Your answer must consist of every line from the data below that includes the word "JSON".

[Data records for software interfaces]
------------------------------
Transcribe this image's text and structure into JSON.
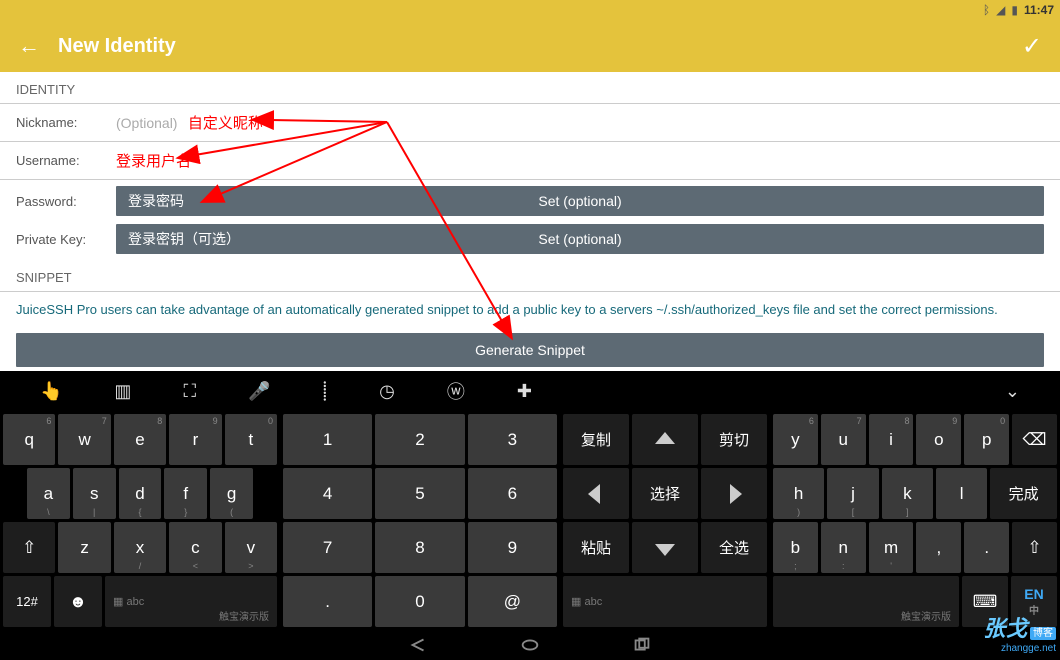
{
  "status": {
    "time": "11:47"
  },
  "appbar": {
    "title": "New Identity"
  },
  "sections": {
    "identity": "IDENTITY",
    "snippet": "SNIPPET"
  },
  "fields": {
    "nickname": {
      "label": "Nickname:",
      "placeholder": "(Optional)",
      "annot": "自定义昵称"
    },
    "username": {
      "label": "Username:",
      "annot": "登录用户名"
    },
    "password": {
      "label": "Password:",
      "left": "登录密码",
      "center": "Set (optional)"
    },
    "privatekey": {
      "label": "Private Key:",
      "left": "登录密钥（可选）",
      "center": "Set (optional)"
    }
  },
  "snippet": {
    "desc": "JuiceSSH Pro users can take advantage of an automatically generated snippet to add a public key to a servers ~/.ssh/authorized_keys file and set the correct permissions.",
    "button": "Generate Snippet"
  },
  "keyboard": {
    "qwerty_top": [
      "q",
      "w",
      "e",
      "r",
      "t"
    ],
    "qwerty_top_sup": [
      "6",
      "7",
      "8",
      "9",
      "0"
    ],
    "qwerty_mid": [
      "a",
      "s",
      "d",
      "f",
      "g"
    ],
    "qwerty_mid_sub": [
      "\\",
      "|",
      "{",
      "}",
      "("
    ],
    "qwerty_bot": [
      "z",
      "x",
      "c",
      "v"
    ],
    "qwerty_bot_sub": [
      "",
      "/",
      "<",
      ">"
    ],
    "num_top": [
      "1",
      "2",
      "3"
    ],
    "num_mid": [
      "4",
      "5",
      "6"
    ],
    "num_bot": [
      "7",
      "8",
      "9"
    ],
    "num_last": [
      ".",
      "0",
      "@"
    ],
    "cn": {
      "copy": "复制",
      "cut": "剪切",
      "select": "选择",
      "paste": "粘贴",
      "all": "全选"
    },
    "right_top": [
      "y",
      "u",
      "i",
      "o",
      "p"
    ],
    "right_top_sup": [
      "6",
      "7",
      "8",
      "9",
      "0"
    ],
    "right_mid": [
      "h",
      "j",
      "k",
      "l"
    ],
    "right_mid_sub": [
      ")",
      "[",
      "]",
      ""
    ],
    "right_done": "完成",
    "right_bot": [
      "b",
      "n",
      "m"
    ],
    "right_bot_sub": [
      ";",
      ":",
      "'"
    ],
    "mode": "12#",
    "abc": "abc",
    "demo": "触宝演示版",
    "en": "EN",
    "zh": "中"
  },
  "watermark": {
    "name": "张戈",
    "site": "zhangge.net",
    "tag": "博客"
  }
}
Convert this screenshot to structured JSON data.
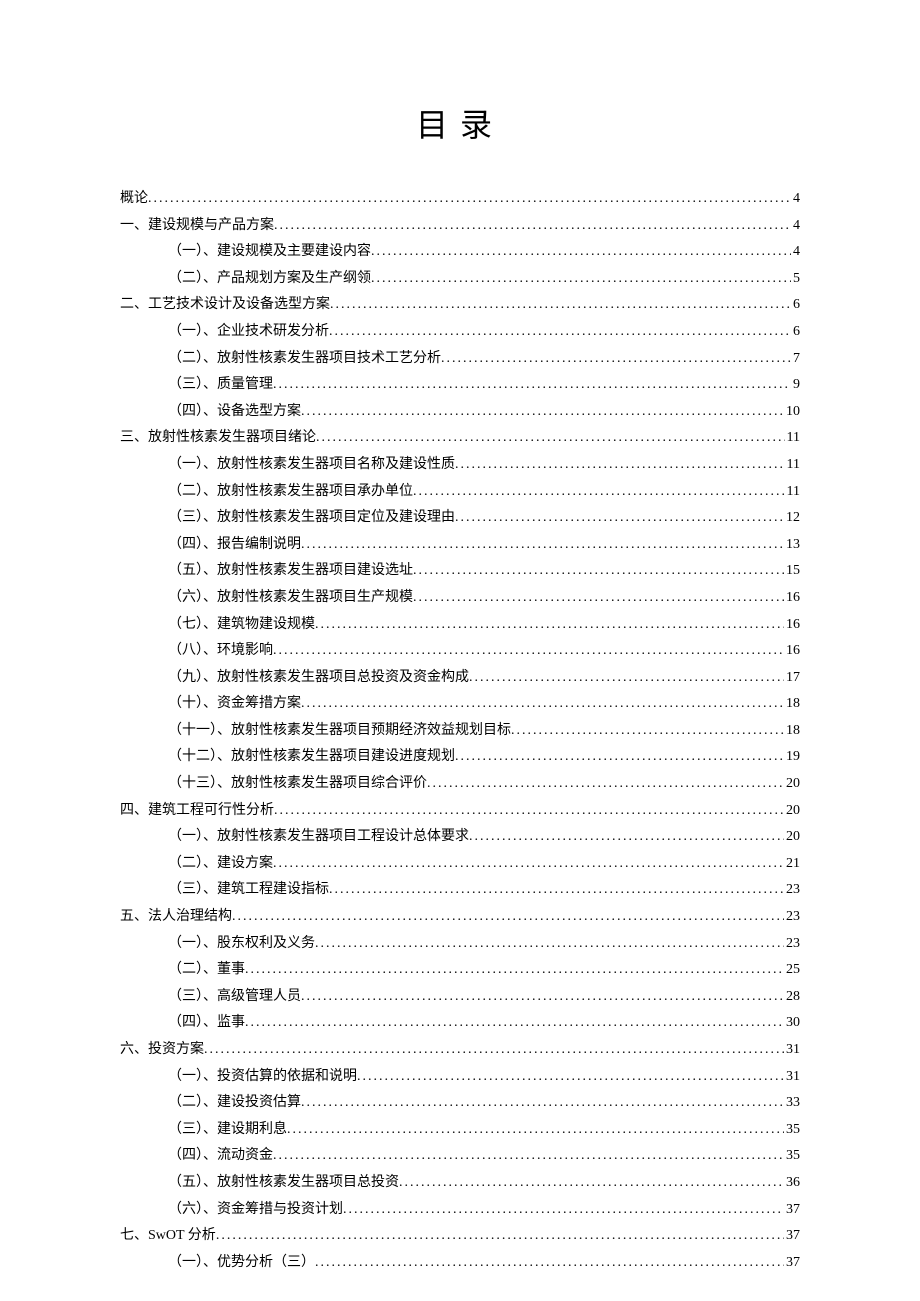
{
  "title": "目录",
  "toc": [
    {
      "level": 0,
      "label": "概论",
      "page": "4"
    },
    {
      "level": 0,
      "label": "一、建设规模与产品方案",
      "page": "4"
    },
    {
      "level": 1,
      "label": "（一）、建设规模及主要建设内容",
      "page": "4"
    },
    {
      "level": 1,
      "label": "（二）、产品规划方案及生产纲领",
      "page": "5"
    },
    {
      "level": 0,
      "label": "二、工艺技术设计及设备选型方案",
      "page": "6"
    },
    {
      "level": 1,
      "label": "（一）、企业技术研发分析",
      "page": "6"
    },
    {
      "level": 1,
      "label": "（二）、放射性核素发生器项目技术工艺分析",
      "page": "7"
    },
    {
      "level": 1,
      "label": "（三）、质量管理",
      "page": "9"
    },
    {
      "level": 1,
      "label": "（四）、设备选型方案",
      "page": "10"
    },
    {
      "level": 0,
      "label": "三、放射性核素发生器项目绪论",
      "page": "11"
    },
    {
      "level": 1,
      "label": "（一）、放射性核素发生器项目名称及建设性质",
      "page": "11"
    },
    {
      "level": 1,
      "label": "（二）、放射性核素发生器项目承办单位",
      "page": "11"
    },
    {
      "level": 1,
      "label": "（三）、放射性核素发生器项目定位及建设理由",
      "page": "12"
    },
    {
      "level": 1,
      "label": "（四）、报告编制说明",
      "page": "13"
    },
    {
      "level": 1,
      "label": "（五）、放射性核素发生器项目建设选址",
      "page": "15"
    },
    {
      "level": 1,
      "label": "（六）、放射性核素发生器项目生产规模",
      "page": "16"
    },
    {
      "level": 1,
      "label": "（七）、建筑物建设规模",
      "page": "16"
    },
    {
      "level": 1,
      "label": "（八）、环境影响",
      "page": "16"
    },
    {
      "level": 1,
      "label": "（九）、放射性核素发生器项目总投资及资金构成",
      "page": "17"
    },
    {
      "level": 1,
      "label": "（十）、资金筹措方案",
      "page": "18"
    },
    {
      "level": 1,
      "label": "（十一）、放射性核素发生器项目预期经济效益规划目标",
      "page": "18"
    },
    {
      "level": 1,
      "label": "（十二）、放射性核素发生器项目建设进度规划",
      "page": "19"
    },
    {
      "level": 1,
      "label": "（十三）、放射性核素发生器项目综合评价",
      "page": "20"
    },
    {
      "level": 0,
      "label": "四、建筑工程可行性分析",
      "page": "20"
    },
    {
      "level": 1,
      "label": "（一）、放射性核素发生器项目工程设计总体要求",
      "page": "20"
    },
    {
      "level": 1,
      "label": "（二）、建设方案",
      "page": "21"
    },
    {
      "level": 1,
      "label": "（三）、建筑工程建设指标",
      "page": "23"
    },
    {
      "level": 0,
      "label": "五、法人治理结构",
      "page": "23"
    },
    {
      "level": 1,
      "label": "（一）、股东权利及义务",
      "page": "23"
    },
    {
      "level": 1,
      "label": "（二）、董事",
      "page": "25"
    },
    {
      "level": 1,
      "label": "（三）、高级管理人员",
      "page": "28"
    },
    {
      "level": 1,
      "label": "（四）、监事",
      "page": "30"
    },
    {
      "level": 0,
      "label": "六、投资方案",
      "page": "31"
    },
    {
      "level": 1,
      "label": "（一）、投资估算的依据和说明",
      "page": "31"
    },
    {
      "level": 1,
      "label": "（二）、建设投资估算",
      "page": "33"
    },
    {
      "level": 1,
      "label": "（三）、建设期利息",
      "page": "35"
    },
    {
      "level": 1,
      "label": "（四）、流动资金",
      "page": "35"
    },
    {
      "level": 1,
      "label": "（五）、放射性核素发生器项目总投资",
      "page": "36"
    },
    {
      "level": 1,
      "label": "（六）、资金筹措与投资计划",
      "page": "37"
    },
    {
      "level": 0,
      "label": "七、SwOT 分析",
      "page": "37"
    },
    {
      "level": 1,
      "label": "（一）、优势分析（三）",
      "page": "37"
    }
  ]
}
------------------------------
> **Solution below**:
Transcribe this image's text and structure into JSON.
Convert this screenshot to structured JSON data.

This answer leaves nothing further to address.